● **What to produce**: Repeat the entries that follow from start to finish, keeping every character.

● **Source material**:
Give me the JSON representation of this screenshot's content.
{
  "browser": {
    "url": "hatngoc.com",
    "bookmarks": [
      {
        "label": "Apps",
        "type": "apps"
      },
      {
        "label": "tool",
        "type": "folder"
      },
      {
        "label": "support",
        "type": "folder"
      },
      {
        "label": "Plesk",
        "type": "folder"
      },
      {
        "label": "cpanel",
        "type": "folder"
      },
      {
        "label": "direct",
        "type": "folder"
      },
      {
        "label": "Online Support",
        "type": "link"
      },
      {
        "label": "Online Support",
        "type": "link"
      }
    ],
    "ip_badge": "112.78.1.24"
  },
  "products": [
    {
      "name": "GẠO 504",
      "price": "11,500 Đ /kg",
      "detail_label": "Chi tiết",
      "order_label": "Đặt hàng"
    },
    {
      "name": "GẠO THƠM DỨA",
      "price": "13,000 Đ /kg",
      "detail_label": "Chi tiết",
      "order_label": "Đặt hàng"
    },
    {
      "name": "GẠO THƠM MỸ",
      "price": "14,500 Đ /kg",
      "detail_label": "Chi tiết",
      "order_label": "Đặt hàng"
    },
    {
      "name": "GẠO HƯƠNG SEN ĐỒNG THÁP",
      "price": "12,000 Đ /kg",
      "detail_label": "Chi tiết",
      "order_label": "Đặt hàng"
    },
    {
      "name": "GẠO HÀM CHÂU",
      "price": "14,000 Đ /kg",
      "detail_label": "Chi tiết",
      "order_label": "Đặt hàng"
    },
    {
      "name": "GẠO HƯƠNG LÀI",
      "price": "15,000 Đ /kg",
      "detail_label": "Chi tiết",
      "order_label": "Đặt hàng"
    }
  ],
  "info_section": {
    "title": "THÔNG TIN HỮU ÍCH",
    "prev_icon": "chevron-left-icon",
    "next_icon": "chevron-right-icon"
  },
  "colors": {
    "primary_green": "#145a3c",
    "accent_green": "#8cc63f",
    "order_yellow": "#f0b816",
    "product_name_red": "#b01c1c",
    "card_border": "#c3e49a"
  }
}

● **Output**:
Give me the JSON representation of this screenshot's content.
{
  "browser": {
    "url": "hatngoc.com",
    "bookmarks": [
      {
        "label": "Apps",
        "type": "apps"
      },
      {
        "label": "tool",
        "type": "folder"
      },
      {
        "label": "support",
        "type": "folder"
      },
      {
        "label": "Plesk",
        "type": "folder"
      },
      {
        "label": "cpanel",
        "type": "folder"
      },
      {
        "label": "direct",
        "type": "folder"
      },
      {
        "label": "Online Support",
        "type": "link"
      },
      {
        "label": "Online Support",
        "type": "link"
      }
    ],
    "ip_badge": "112.78.1.24"
  },
  "products": [
    {
      "name": "GẠO 504",
      "price": "11,500 Đ /kg",
      "detail_label": "Chi tiết",
      "order_label": "Đặt hàng"
    },
    {
      "name": "GẠO THƠM DỨA",
      "price": "13,000 Đ /kg",
      "detail_label": "Chi tiết",
      "order_label": "Đặt hàng"
    },
    {
      "name": "GẠO THƠM MỸ",
      "price": "14,500 Đ /kg",
      "detail_label": "Chi tiết",
      "order_label": "Đặt hàng"
    },
    {
      "name": "GẠO HƯƠNG SEN ĐỒNG THÁP",
      "price": "12,000 Đ /kg",
      "detail_label": "Chi tiết",
      "order_label": "Đặt hàng"
    },
    {
      "name": "GẠO HÀM CHÂU",
      "price": "14,000 Đ /kg",
      "detail_label": "Chi tiết",
      "order_label": "Đặt hàng"
    },
    {
      "name": "GẠO HƯƠNG LÀI",
      "price": "15,000 Đ /kg",
      "detail_label": "Chi tiết",
      "order_label": "Đặt hàng"
    }
  ],
  "info_section": {
    "title": "THÔNG TIN HỮU ÍCH",
    "prev_icon": "chevron-left-icon",
    "next_icon": "chevron-right-icon"
  },
  "colors": {
    "primary_green": "#145a3c",
    "accent_green": "#8cc63f",
    "order_yellow": "#f0b816",
    "product_name_red": "#b01c1c",
    "card_border": "#c3e49a"
  }
}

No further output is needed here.